Blanding's turtle is one of the species the new restoration project launched by SNC is hoping to attract. (Photo courtesy of flickr user Andrew Cannizzaro).

SNC launches three-year partnership to restore wetlands in Larose Forest

Blanding’s turtles, Painted turtles, Western Chorus frogs, Leopard frogs and Yellow-Spotted salamanders. No this isn’t an introduction to a kid’s woodland amphibians project. Rather, these are only some of the species South Nation Conservation (SNC) is hoping to help through its latest restoration efforts in the Larose Forest.

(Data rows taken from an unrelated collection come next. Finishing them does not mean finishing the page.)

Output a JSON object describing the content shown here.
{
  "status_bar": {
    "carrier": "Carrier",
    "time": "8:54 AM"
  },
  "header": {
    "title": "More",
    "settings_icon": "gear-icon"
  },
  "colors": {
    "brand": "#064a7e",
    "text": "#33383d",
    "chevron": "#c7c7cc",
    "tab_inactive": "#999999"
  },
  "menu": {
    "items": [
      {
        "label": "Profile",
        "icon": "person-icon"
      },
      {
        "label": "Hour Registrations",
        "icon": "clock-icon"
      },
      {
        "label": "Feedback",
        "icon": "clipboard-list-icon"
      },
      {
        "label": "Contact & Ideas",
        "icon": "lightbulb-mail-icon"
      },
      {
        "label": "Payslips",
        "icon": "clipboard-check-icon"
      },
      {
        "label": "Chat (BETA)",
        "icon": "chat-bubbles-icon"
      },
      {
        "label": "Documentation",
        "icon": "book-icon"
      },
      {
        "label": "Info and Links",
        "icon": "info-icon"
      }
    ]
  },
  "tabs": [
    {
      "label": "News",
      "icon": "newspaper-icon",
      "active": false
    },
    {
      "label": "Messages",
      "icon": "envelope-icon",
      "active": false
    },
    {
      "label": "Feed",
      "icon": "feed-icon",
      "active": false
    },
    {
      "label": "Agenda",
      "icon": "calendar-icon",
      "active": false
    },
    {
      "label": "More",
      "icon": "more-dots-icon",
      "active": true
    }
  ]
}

The project aims to restore wetlands to a former red pine plantation site that was cut down four years ago. Remnants from the 1920s and 1930s—when the land was used for agriculture—make for a challenge. There are still long, straight ditches that are funneling water off the site. SNC will be working to restore those to more “meandering channels,” says Michelle Cavanagh, SNC’s stewardship team leader. That way, she says, “You’re creating more variety in the habitat.”

The slower streams will also help reduce erosion currently felt after the plantation was cut down.

Timeline

The project comes as a three-year partnership mainly between SNC, Ontario Power Generation and the United Counties of Prescott and Russell and will cost about $264,000.

This first year is dedicated to restoring the ditches. That will will SNC to create open pools for amphibians and reptiles to use as breeding grounds. These grounds will be key to try and help bring back species like the blanding turtle that are considered endangered. 

In the last year, teams will be planting shrubs to attract pollinators like butterflies, bees and dragonflies, and monitoring to see what effects its had on habitat.

Cavanagh says SNC has worked on a similar project before with good results.

“It’s really neat to see (species) come once you build this thing,” she says. “We’re hoping to see the same sort of thing in Larose Forest.”

The green square outlines the rough site of the project. (Courtesy of South Nation Conservation).